Every line that includes the word "legend" needs to be copied from the listing.

Material provided
________________________________________
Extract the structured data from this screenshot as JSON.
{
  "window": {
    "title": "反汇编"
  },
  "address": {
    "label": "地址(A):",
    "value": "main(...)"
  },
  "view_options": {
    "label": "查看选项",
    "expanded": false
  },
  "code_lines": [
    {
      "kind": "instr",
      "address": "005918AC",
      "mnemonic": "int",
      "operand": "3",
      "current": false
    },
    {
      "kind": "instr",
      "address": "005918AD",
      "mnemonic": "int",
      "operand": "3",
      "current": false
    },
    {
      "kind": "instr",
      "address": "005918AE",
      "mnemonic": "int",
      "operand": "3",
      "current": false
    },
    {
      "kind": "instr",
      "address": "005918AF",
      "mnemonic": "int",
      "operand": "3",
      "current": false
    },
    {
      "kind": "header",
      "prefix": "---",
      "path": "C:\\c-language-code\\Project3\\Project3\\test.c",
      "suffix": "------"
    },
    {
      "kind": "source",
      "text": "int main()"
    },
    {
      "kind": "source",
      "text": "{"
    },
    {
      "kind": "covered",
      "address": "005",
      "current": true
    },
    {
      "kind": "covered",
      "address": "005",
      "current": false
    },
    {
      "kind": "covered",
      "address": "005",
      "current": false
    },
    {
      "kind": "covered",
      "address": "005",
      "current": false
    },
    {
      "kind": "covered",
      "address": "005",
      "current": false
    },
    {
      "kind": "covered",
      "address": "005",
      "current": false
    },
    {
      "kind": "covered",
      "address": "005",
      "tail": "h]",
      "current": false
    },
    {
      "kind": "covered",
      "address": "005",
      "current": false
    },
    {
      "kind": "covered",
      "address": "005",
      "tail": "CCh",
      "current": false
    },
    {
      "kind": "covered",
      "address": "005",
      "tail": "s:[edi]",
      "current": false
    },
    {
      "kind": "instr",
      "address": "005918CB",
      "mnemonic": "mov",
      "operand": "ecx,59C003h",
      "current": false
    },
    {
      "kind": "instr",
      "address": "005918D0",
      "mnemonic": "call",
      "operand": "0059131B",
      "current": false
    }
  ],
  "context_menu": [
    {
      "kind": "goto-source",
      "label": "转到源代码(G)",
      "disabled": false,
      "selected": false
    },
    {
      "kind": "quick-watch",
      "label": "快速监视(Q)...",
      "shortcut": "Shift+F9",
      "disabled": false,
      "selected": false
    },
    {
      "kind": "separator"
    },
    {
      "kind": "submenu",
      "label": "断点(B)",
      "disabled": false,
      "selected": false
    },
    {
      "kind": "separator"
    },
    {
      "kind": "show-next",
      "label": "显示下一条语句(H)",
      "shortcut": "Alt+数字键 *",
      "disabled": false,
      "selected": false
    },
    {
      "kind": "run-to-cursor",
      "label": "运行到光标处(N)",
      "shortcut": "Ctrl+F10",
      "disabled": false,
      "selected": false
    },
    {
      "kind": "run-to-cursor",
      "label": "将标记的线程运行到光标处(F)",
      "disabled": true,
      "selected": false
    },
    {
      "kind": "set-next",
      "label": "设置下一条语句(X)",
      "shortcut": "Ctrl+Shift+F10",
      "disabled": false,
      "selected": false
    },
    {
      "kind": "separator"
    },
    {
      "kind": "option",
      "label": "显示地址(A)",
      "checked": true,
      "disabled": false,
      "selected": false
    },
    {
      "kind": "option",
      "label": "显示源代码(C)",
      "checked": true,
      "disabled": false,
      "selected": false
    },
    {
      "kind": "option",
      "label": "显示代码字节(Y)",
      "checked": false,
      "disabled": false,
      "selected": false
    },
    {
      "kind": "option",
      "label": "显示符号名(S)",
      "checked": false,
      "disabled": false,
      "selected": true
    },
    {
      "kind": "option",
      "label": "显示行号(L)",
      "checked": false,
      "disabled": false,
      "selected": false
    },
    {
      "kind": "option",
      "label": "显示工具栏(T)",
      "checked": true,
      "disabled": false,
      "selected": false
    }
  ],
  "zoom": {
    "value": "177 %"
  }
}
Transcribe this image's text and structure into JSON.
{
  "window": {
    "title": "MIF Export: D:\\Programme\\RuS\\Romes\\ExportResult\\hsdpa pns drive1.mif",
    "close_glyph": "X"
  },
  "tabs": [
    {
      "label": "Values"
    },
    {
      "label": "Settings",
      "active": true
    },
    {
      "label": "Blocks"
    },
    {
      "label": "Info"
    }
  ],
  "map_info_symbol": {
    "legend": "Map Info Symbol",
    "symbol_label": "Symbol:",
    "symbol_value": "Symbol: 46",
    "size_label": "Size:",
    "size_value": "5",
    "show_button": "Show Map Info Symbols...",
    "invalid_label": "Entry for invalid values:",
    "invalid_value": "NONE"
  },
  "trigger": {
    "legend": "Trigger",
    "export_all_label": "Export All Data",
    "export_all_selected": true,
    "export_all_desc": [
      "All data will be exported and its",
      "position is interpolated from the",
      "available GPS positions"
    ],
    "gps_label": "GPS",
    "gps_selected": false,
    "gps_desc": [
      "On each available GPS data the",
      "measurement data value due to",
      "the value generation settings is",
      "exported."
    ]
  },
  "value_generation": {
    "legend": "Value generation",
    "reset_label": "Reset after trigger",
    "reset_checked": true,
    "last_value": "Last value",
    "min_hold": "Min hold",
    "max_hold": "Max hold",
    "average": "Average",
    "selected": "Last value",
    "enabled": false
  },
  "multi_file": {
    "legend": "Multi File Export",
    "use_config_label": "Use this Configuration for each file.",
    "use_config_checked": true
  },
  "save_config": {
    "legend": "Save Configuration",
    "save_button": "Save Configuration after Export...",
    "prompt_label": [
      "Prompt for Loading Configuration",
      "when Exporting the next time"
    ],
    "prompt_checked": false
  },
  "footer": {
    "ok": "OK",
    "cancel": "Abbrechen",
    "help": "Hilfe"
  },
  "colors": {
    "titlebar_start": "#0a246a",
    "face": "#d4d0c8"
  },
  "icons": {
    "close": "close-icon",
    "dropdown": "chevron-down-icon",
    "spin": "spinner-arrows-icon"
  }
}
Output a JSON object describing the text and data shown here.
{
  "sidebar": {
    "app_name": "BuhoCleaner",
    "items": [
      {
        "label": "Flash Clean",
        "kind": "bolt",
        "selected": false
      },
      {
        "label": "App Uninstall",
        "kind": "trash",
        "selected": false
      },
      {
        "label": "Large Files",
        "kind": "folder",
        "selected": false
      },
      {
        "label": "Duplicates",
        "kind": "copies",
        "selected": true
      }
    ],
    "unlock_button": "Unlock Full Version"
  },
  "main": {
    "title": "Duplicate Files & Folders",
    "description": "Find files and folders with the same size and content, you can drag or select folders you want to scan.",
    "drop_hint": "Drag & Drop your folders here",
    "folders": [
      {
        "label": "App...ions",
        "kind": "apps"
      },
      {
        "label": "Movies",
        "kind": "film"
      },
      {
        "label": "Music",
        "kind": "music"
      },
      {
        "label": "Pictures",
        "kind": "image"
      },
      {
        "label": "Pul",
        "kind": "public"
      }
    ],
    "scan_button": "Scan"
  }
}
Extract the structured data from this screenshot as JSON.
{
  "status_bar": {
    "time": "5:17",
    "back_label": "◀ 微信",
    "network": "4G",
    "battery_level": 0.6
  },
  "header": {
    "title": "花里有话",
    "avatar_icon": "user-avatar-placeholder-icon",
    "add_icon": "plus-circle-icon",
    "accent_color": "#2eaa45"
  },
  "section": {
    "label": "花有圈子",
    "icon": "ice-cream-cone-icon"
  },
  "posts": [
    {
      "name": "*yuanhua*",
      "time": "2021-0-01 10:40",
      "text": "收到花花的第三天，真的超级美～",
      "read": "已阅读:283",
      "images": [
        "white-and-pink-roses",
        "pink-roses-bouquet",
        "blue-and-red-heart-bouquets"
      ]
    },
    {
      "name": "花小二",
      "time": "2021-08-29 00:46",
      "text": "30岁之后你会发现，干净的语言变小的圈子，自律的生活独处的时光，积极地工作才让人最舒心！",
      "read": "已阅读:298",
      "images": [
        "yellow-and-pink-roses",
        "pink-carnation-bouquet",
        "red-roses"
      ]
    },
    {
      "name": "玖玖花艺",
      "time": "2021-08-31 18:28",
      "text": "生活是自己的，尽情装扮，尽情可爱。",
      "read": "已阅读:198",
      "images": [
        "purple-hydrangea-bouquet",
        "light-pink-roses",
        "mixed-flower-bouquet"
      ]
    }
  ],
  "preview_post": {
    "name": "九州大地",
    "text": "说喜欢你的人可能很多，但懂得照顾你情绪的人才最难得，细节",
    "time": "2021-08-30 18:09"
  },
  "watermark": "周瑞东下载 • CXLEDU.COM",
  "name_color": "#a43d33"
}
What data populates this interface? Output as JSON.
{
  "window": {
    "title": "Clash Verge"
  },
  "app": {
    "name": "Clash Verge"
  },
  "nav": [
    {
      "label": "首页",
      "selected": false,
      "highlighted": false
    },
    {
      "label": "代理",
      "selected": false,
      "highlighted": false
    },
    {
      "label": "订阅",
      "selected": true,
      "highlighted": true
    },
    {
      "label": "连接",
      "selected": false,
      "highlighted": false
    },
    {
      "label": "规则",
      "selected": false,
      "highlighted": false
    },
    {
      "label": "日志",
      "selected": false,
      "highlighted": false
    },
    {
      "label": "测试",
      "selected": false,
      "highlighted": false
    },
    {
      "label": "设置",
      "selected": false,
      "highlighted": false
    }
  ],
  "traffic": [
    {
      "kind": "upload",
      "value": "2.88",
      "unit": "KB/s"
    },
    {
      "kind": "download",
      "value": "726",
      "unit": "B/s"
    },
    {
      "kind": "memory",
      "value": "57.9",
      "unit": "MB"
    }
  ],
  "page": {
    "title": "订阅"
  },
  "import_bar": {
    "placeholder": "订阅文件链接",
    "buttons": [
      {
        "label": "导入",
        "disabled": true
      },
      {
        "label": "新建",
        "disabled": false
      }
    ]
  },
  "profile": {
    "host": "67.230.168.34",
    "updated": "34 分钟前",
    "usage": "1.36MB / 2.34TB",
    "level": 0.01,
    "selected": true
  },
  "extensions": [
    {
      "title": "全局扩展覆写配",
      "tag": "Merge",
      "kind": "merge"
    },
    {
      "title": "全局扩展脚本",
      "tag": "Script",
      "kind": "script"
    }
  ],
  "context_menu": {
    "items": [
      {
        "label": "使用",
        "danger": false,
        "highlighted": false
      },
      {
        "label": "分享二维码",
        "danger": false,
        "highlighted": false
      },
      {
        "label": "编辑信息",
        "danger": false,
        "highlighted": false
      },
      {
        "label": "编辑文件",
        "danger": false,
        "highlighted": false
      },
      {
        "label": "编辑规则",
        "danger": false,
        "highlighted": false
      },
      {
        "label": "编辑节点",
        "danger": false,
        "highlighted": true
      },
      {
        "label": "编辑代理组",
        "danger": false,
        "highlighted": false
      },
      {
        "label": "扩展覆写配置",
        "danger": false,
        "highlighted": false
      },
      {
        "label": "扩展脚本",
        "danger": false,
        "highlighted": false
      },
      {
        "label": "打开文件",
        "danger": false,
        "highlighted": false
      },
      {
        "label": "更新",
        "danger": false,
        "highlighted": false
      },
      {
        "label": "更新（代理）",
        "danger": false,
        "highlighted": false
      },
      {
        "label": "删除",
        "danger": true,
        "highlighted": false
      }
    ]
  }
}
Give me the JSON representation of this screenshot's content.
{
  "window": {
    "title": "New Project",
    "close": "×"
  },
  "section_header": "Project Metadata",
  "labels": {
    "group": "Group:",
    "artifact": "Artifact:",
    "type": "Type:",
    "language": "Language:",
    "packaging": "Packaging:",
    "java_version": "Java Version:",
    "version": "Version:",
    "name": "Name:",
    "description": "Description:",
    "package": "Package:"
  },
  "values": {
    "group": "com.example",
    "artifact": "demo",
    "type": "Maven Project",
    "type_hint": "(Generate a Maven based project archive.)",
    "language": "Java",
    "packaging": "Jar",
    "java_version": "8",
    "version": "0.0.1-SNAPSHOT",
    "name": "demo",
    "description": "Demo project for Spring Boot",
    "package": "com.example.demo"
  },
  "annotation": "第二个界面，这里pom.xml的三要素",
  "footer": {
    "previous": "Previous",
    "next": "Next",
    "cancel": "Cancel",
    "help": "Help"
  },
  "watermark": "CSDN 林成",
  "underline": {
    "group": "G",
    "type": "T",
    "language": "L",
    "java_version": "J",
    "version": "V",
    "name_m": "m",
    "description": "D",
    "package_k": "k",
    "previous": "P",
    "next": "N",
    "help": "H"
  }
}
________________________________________
Written answer
    "legend": "Map Info Symbol",
    "legend": "Trigger",
    "legend": "Value generation",
    "legend": "Multi File Export",
    "legend": "Save Configuration",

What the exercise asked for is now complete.